As I mentioned above, I had tried to migrate to Qtile before, twice actually. Both times I got frustrated by Qtile falling down when I tried something new, most likely because of problems with my setup.py. I also struggled with working without some of the automation that comes along with using a more traditional desktop environment, like automounting of USB devices, a menu system that didn’t require me to know exactly what program I wanted to start, and volume controls. Both times, I retreated back to the comfort of a desktop environment with its handy bar, buttons, and menu.
This time, several things came together to make it all work.

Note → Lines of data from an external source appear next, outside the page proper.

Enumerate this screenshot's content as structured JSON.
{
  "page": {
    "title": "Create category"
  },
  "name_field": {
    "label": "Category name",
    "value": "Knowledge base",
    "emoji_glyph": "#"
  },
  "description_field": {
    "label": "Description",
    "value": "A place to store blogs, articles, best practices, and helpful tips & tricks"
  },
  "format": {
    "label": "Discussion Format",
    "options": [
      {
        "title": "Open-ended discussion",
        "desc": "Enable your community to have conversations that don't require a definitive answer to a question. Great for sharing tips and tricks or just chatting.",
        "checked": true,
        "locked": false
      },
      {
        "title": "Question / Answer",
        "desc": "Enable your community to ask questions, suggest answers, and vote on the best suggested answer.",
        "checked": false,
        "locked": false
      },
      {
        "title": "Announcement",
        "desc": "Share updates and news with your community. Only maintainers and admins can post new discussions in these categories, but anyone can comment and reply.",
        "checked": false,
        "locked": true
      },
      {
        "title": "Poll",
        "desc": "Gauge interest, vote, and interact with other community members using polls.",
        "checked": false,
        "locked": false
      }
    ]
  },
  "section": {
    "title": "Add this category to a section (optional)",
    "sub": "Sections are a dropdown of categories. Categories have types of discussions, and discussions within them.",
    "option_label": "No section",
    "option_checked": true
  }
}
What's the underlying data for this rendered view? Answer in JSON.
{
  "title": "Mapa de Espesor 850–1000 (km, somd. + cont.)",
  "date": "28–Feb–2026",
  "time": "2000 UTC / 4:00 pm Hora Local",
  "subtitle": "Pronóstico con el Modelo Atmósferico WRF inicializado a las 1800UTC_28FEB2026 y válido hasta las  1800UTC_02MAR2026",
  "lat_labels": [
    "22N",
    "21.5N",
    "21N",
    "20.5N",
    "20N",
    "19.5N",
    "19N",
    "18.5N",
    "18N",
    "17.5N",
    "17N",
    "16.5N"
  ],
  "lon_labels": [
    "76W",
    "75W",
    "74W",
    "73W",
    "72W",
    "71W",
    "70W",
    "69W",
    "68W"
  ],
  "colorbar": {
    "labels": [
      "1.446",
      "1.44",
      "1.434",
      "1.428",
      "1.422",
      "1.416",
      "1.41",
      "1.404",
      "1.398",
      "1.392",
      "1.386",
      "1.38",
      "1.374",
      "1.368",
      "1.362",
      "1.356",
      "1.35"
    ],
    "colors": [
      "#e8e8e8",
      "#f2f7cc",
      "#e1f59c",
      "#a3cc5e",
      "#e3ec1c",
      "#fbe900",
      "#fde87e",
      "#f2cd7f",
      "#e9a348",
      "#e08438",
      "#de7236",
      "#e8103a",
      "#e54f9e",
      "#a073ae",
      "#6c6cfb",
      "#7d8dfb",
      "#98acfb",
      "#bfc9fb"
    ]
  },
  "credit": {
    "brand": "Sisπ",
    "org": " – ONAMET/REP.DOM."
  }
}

I am now using a Thinkpad as my primary computer, and Thinkpads are particularly well supported with features like special key mapping and power management, so I didn’t need to configure these manually in Qtile. The Qtile documentation has improved, and there are more examples of config files available on Github. In addition, I “warmed up” by using i3 for a couple of weeks. i3 is extremely well documented, there is much more of an ecosystem built up around it, and I was also able to get used to the tiling workflow using i3wm. I also came up with some of the solutions I needed for mount management , a menu system that uses the desktop application categories , and notification .
Once I got into a Qtile groove again, I found and adapted a couple of wrappers for dmenu: dmenu-qtile-windowlist.py and dynmenu . The first one makes it easy to select a window to focus from a list, and the second makes it easy to start programs as root.
Having satisfied myself that in the Qtile world I could have most of the features to which I had become accustomed, I plunged [back] into the window and workspace functions. (In Qtile, a group corresponds to a workspace in other environments.) Reading the documentation as well as the code, I enumerated the functions that were available in the various layouts. I also investigated how layouts could be swapped. What came out of this was a table of commands by layout. This provided an overview of what I could do in Qtile, now I had to figure out what made sense for the way I wanted to work.
What I evolved so far is a key mapping cheatsheet that corresponds to my config.py configuration (which is somewhat different than the default). I’ve been using this setup for a few weeks and I’m pretty happy with it. Qtile is plenty fast enough, and navigating between apps and workspaces is easy.
I like Qtile.